### THE RECORDS
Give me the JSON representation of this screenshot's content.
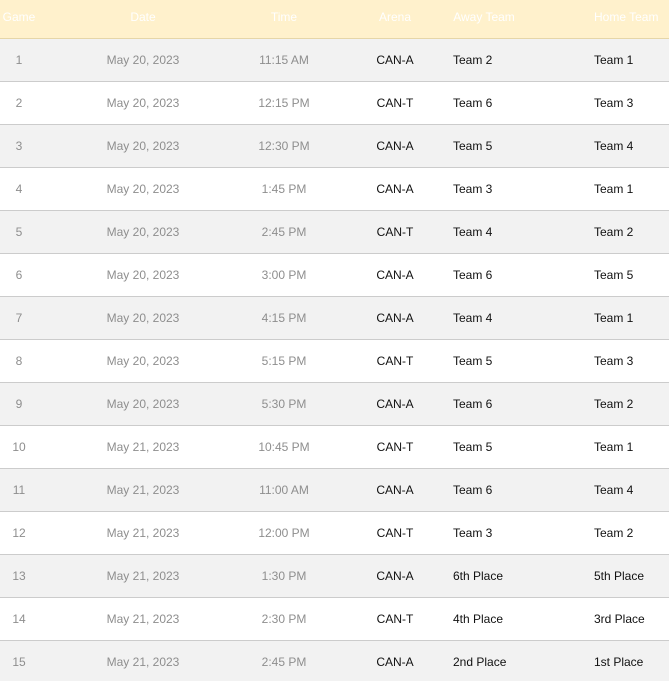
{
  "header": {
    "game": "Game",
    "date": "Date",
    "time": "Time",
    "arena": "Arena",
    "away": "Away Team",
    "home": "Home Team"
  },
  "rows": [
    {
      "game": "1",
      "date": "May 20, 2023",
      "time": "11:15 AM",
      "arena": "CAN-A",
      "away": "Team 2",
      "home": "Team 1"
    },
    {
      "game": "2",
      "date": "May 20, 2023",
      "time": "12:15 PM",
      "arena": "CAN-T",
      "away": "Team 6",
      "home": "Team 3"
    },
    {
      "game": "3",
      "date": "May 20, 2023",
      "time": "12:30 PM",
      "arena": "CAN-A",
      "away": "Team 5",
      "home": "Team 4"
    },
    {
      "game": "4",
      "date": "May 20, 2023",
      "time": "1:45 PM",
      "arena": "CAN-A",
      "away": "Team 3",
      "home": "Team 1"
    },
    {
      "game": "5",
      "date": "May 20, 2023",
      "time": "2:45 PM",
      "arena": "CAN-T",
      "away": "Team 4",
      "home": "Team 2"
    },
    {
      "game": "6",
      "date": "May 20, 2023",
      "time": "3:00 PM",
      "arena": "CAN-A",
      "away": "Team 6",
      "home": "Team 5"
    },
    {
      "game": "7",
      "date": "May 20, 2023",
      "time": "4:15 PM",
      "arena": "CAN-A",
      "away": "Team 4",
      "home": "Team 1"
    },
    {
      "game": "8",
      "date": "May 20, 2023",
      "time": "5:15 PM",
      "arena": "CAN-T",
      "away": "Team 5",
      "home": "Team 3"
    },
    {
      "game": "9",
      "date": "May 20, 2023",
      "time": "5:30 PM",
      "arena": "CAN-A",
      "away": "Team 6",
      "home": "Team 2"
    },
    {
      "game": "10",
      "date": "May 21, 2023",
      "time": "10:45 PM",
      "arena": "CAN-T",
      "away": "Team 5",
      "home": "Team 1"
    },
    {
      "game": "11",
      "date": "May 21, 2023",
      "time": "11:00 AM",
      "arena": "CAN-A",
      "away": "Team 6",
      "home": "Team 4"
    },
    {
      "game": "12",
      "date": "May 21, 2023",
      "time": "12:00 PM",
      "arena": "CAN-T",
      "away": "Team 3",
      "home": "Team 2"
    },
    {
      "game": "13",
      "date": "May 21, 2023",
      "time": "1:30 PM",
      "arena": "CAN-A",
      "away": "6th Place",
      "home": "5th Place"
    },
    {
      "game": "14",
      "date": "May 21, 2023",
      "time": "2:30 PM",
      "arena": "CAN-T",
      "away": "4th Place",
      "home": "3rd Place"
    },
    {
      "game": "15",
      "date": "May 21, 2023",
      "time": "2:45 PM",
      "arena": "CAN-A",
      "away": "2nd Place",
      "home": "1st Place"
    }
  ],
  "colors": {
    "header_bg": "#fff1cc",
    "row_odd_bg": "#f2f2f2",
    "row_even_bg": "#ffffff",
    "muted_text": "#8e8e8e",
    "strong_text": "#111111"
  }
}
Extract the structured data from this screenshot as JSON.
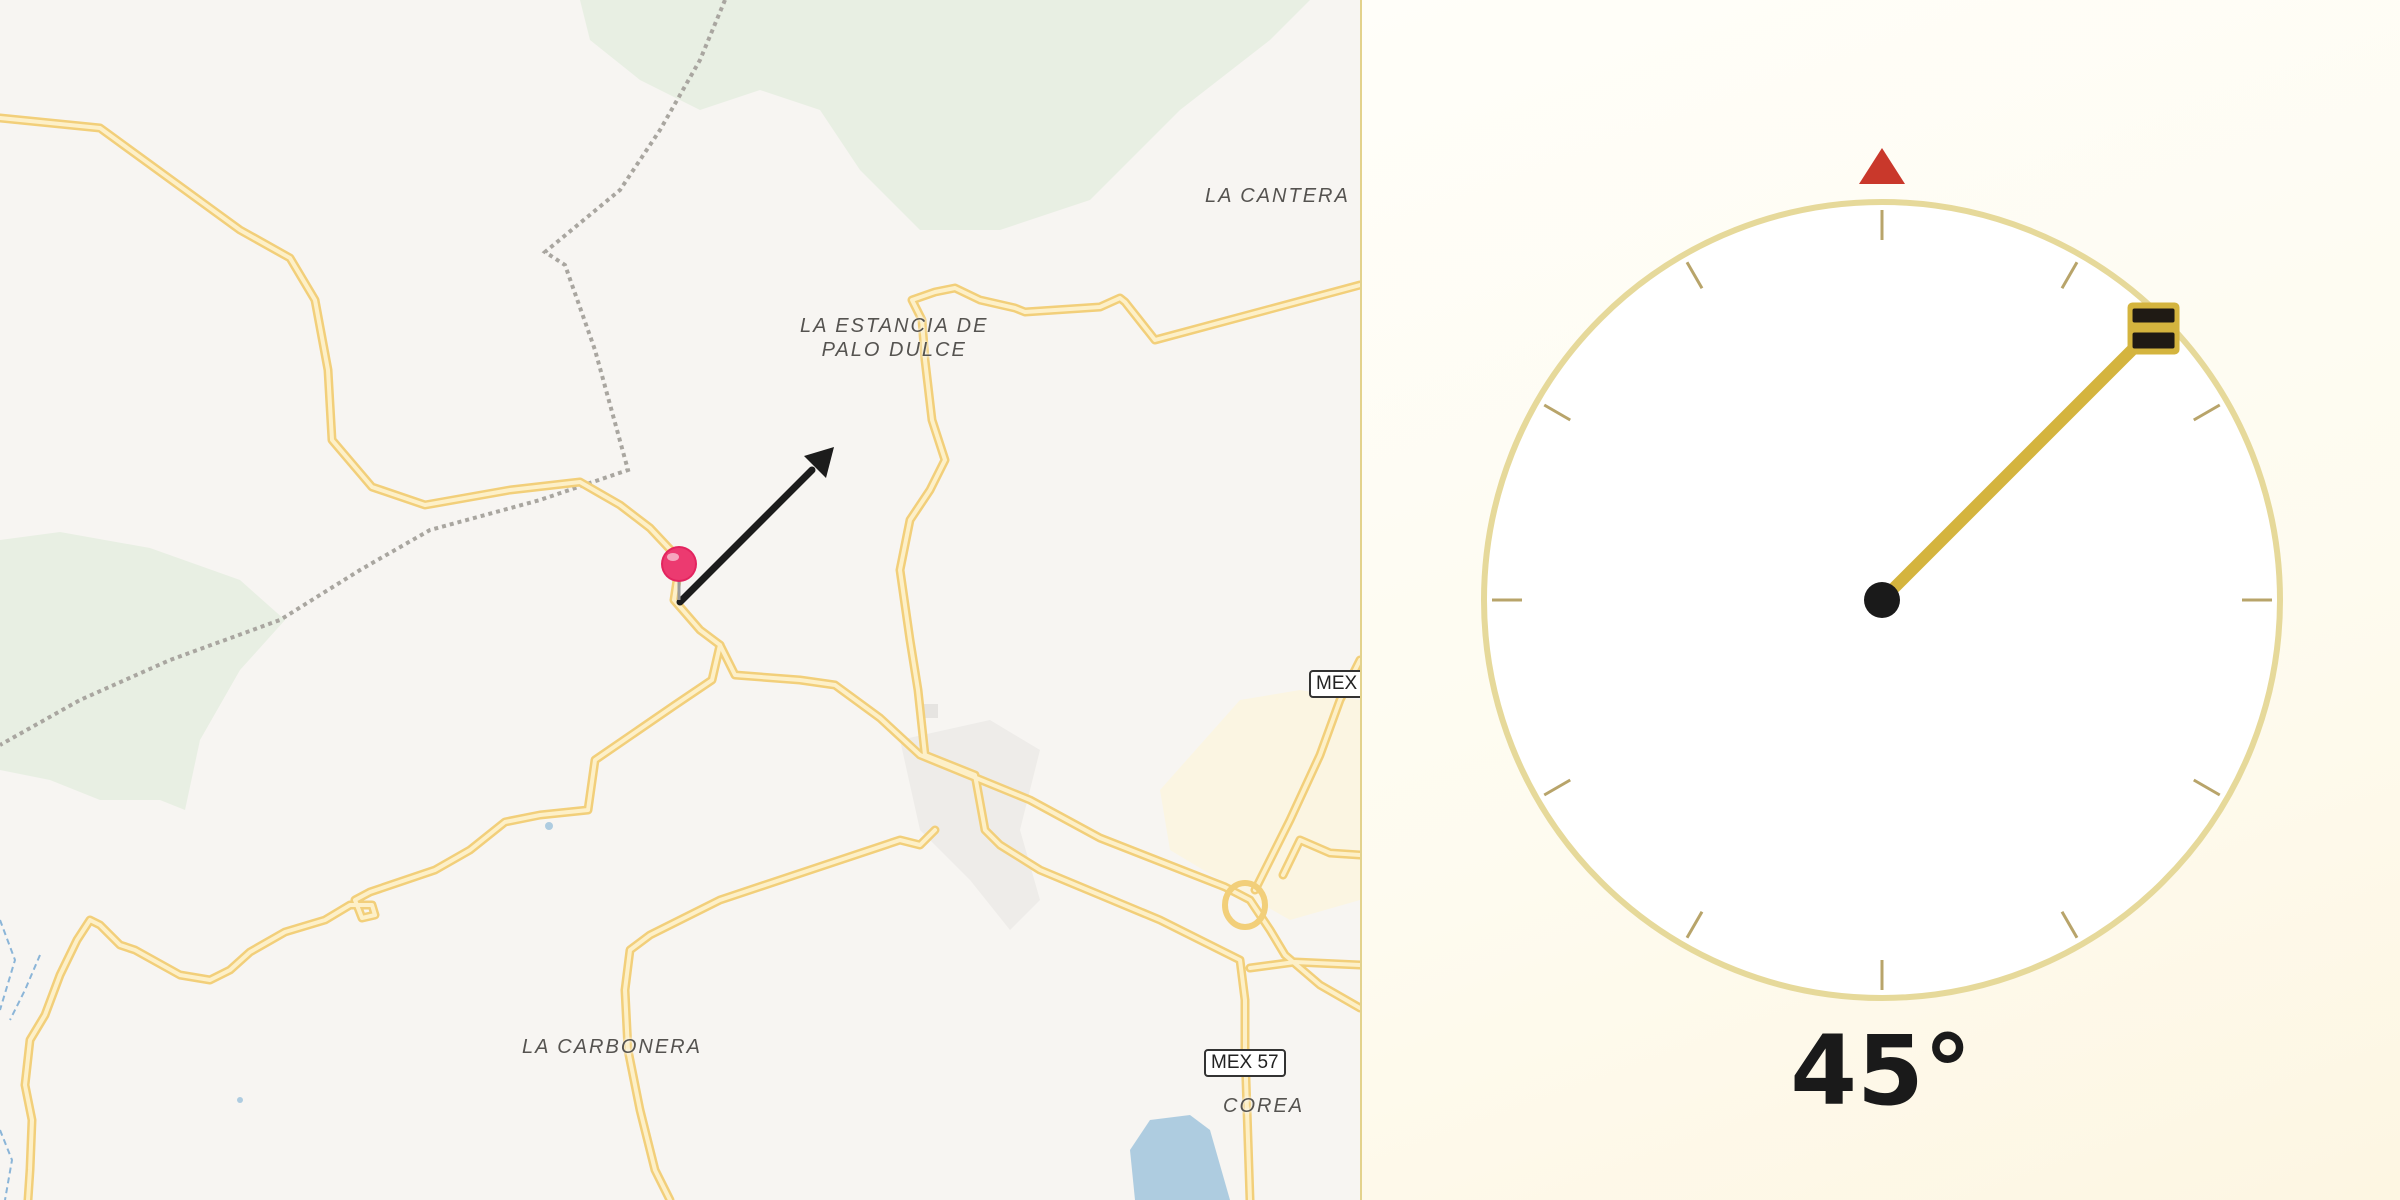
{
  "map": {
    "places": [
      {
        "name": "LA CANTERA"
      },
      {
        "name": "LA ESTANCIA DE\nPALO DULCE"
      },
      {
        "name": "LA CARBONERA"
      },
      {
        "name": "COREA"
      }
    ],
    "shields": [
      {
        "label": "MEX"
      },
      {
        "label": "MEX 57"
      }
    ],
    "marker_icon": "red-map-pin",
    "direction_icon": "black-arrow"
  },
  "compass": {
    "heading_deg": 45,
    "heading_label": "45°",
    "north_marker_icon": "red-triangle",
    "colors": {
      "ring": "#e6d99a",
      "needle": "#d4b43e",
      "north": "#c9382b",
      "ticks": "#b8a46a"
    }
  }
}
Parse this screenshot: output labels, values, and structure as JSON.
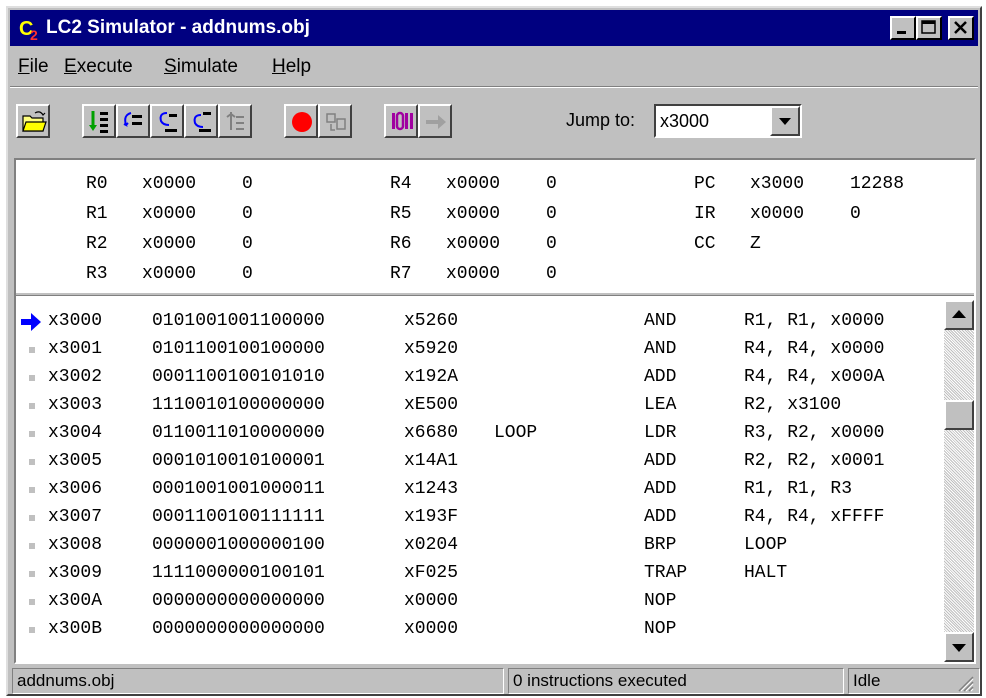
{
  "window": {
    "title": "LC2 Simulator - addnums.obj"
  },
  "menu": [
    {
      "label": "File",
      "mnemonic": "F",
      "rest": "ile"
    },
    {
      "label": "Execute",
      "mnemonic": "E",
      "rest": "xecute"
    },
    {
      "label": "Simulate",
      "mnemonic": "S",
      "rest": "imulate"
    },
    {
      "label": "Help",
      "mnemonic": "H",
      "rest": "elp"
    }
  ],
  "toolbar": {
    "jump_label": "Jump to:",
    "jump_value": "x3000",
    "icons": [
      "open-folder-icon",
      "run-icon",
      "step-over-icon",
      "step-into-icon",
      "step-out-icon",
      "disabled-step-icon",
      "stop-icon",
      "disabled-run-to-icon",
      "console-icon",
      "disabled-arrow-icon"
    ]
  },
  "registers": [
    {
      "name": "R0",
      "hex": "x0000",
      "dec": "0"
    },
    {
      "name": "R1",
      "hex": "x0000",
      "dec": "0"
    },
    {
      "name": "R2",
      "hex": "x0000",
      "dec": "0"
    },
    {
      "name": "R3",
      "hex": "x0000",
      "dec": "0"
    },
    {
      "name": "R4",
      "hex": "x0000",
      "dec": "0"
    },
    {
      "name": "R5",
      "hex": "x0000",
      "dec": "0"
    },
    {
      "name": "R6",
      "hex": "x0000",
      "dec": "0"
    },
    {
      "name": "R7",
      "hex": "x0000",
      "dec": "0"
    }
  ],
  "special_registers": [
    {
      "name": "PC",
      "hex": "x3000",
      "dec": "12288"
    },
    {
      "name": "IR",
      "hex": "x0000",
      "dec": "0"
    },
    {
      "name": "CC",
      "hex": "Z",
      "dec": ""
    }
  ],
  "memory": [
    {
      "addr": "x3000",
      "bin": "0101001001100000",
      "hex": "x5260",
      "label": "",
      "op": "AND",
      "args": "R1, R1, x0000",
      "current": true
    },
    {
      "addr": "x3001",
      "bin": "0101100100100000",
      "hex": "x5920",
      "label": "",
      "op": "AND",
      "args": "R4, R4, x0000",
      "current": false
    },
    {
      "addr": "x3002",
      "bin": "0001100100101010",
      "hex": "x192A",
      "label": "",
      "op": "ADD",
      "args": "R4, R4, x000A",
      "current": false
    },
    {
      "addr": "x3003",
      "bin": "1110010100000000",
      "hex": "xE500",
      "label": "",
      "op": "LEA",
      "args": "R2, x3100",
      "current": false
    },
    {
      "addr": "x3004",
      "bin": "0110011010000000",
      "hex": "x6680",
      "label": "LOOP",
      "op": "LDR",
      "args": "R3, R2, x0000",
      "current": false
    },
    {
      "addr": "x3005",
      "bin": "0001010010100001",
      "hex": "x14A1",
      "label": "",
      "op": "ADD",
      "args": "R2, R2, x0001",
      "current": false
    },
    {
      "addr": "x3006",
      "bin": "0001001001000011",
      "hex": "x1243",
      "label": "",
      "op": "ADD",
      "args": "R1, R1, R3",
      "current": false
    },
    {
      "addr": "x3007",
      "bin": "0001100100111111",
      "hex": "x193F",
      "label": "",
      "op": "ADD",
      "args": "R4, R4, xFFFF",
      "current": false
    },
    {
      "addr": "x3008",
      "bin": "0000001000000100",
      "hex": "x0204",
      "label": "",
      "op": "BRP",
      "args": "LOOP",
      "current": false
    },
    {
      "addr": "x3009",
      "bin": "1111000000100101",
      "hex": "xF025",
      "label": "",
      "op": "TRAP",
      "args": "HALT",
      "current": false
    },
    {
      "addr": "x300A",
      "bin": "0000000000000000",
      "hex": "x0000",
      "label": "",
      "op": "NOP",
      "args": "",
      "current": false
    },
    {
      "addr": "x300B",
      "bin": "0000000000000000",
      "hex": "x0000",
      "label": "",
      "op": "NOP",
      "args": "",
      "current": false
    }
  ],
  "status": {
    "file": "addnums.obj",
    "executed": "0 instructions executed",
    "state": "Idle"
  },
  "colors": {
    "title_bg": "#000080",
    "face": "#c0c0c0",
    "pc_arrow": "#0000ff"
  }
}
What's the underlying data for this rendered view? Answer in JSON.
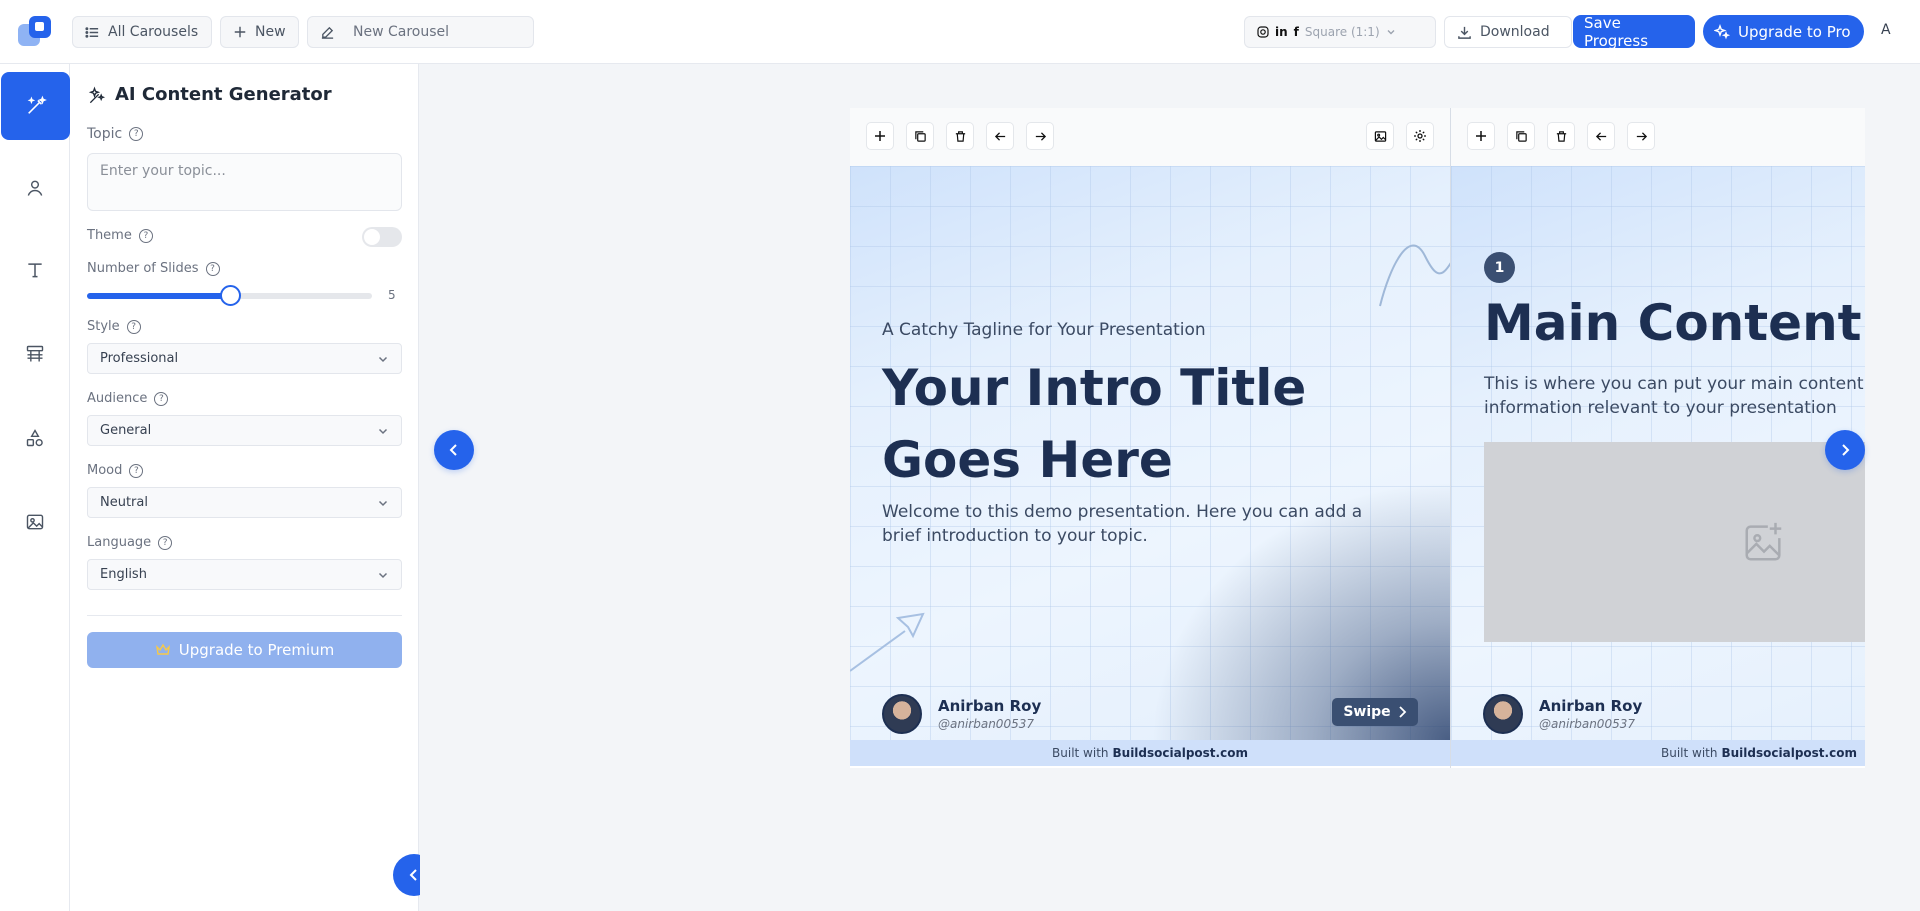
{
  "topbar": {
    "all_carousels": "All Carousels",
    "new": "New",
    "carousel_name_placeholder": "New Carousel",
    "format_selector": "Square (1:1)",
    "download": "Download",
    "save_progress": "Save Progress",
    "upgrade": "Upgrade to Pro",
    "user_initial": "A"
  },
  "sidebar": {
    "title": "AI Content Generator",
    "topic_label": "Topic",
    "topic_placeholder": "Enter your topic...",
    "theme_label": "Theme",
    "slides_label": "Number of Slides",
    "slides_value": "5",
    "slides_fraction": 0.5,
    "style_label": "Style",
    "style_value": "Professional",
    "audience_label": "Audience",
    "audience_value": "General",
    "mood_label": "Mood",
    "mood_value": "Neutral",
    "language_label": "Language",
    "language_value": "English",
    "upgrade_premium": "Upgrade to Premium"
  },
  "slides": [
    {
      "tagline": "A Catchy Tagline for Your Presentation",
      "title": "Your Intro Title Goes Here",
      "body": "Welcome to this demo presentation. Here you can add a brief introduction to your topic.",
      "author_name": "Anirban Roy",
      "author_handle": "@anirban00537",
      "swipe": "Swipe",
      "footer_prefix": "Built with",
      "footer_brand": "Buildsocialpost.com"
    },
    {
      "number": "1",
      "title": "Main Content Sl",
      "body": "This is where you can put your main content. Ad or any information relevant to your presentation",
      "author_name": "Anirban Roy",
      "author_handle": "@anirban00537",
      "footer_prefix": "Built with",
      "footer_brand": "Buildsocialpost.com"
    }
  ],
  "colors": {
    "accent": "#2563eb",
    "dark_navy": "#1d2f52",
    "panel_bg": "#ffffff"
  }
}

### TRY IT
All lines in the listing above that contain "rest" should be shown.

### TASK ANSWER
      "rest": "ile"
      "rest": "xecute"
      "rest": "imulate"
      "rest": "elp"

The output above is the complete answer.